This is not a book for grammarians, but for writers of fiction, non-fiction, memoirs, poetry, and screenplays. His gentle style and guiding hand work beautifully to set the writer at ease at the very start of A DASH OF STYLE. For instance, he shows how throughout history some pretty impressive authors have abused the rules of grammar to wonderful effect, and suggests get it right all the time should not be our primary focus as writers. In this way, he encourages experimentation and makes punctuation fun and interesting.
He calls punctuation our friend and shows how though skilled use, the non-word half of writing makes those very words clearer and adds meaning. He demonstrates through interactive methods (including exercises) how punctuation adds bounce and rhythm to our prose, how it creates sound and motion, how it it clarifies our writing and brings the words to life like tiny whispers in our readers' ears.

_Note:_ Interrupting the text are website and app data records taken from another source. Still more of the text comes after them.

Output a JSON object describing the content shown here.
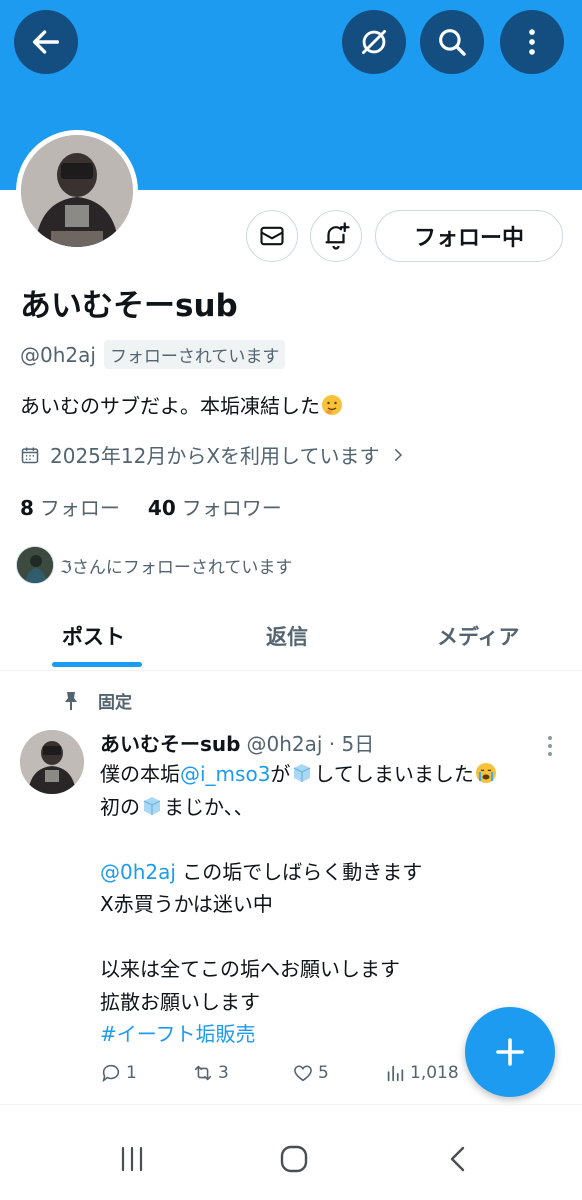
{
  "header": {
    "back_icon": "arrow-left-icon",
    "grok_icon": "slash-circle-icon",
    "search_icon": "search-icon",
    "more_icon": "more-vertical-icon",
    "banner_color": "#1d9bf0"
  },
  "profile": {
    "name": "あいむそーsub",
    "handle": "@0h2aj",
    "follows_you": "フォローされています",
    "bio": "あいむのサブだよ。本垢凍結した",
    "joined": "2025年12月からXを利用しています",
    "following_count": "8",
    "following_label": "フォロー",
    "followers_count": "40",
    "followers_label": "フォロワー",
    "followed_by": "ℑさんにフォローされています",
    "follow_button": "フォロー中"
  },
  "tabs": [
    {
      "label": "ポスト",
      "active": true
    },
    {
      "label": "返信",
      "active": false
    },
    {
      "label": "メディア",
      "active": false
    }
  ],
  "post": {
    "pinned_label": "固定",
    "name": "あいむそーsub",
    "handle_time": "@0h2aj · 5日",
    "line1_a": "僕の本垢",
    "line1_mention": "@i_mso3",
    "line1_b": "が",
    "line1_c": "してしまいました",
    "line2_a": "初の",
    "line2_b": "まじか、、",
    "line4_mention": "@0h2aj",
    "line4_b": " この垢でしばらく動きます",
    "line5": "X赤買うかは迷い中",
    "line7": "以来は全てこの垢へお願いします",
    "line8": "拡散お願いします",
    "hashtag": "#イーフト垢販売",
    "replies": "1",
    "reposts": "3",
    "likes": "5",
    "views": "1,018"
  },
  "fab_icon": "plus-icon",
  "accent": "#1d9bf0"
}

Punctuation, he explains, creates its own little world. He puts the elements of that world under a microscope and teaches the writer to become sensitive to this habitat. In this way, the book becomes not about making better grammarians, but about creating better writers.

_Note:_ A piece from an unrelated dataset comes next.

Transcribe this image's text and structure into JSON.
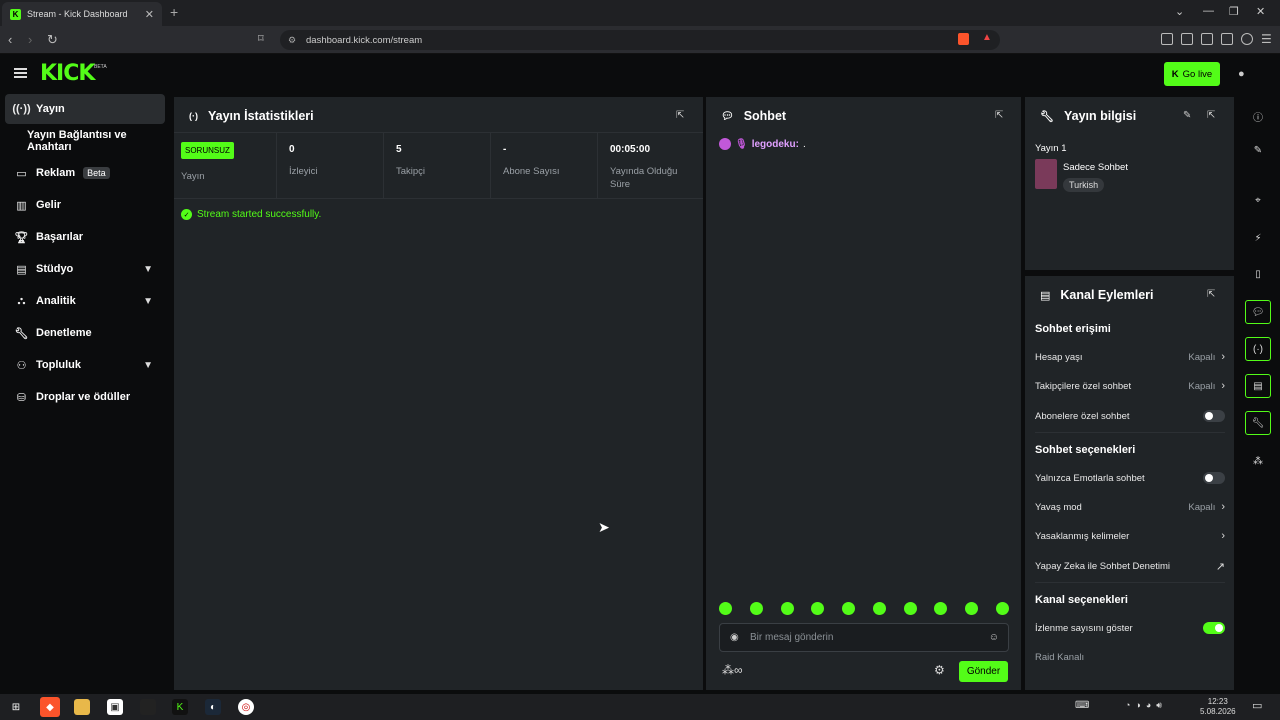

A DASH OF STYLE focuses on the most important uses of punctuation, those that can impact most creatively on the writers work rather than merely the technical aspects apostrophes and slashes. It concerns itself with such things as how adding or subtracting a punctuation mark will alter the intention of a scene.
As a writer with a firm grasp of the rules of punctuation, I found Lukeman's approach very useful. I don't want to become a grammarian. What I need is to learn from great writers how they used punctuation to create a style and a mood in a scene, and Lukeman delivers. He shows, for example, how periods can be used to create a stream-of-consciousness effect; how commas can indicate a passing of time; how dashes can be used to capture a certain form of dialogue; how a revelation can have dramatic effect through the use of colons. The impact on content, he says quite rightly, is the holy grail of punctuation, and he makes the learning interesting by reference to samples of written language used by such writers as Hemingway, Faulkner, Poe, Melville, Carver, Dickinson. and Stein.
“I recommend everyone purchase [A DASH OF STYLE] and mark it up ASAP. [It] is surprisingly consumable thanks to its conversational tone, and offers a fun and breezy tour of ways creative writers can use punctuation for best effect….I’m enjoying Lukeman’s work not just for [its] frequent punctuation horoscopes, but for the mountain of tips he packs onto the pages of his book….Bonus: There are plenty of chew-on-this exercises at the end of each chapter, forcing you to consider the choices you’ve made in your work….Not only is A DASH OF STYLE insightful; it is, believe it or not, an entertaining read that’ll have you wondering over the power of punctuation–not to mention why no one’s addressed this subject before now. Thanks, Mr. Lukeman.”
“[In A DASH OF STYLE, Lukeman] states ideas I’ve not seen expressed elsewhere: that stops and content are interconnected to the extent that some content is not possible with certain punctuation and vice versa; that stops with different strengths in the same piece of prose influence each other and change their effect on the reader; that sometimes marks will complement others, while at other times they will conflict (his last chapter, The Symphony of Punctuation, goes into this in some detail). Every chapter ends with exercises directed at readers who are also active writers…Every part of Mr Lukeman’s argument is illustrated with lavish quotations from good authors and he is easy to read. Anyone who wants to improve their authorial voice will find value in it.”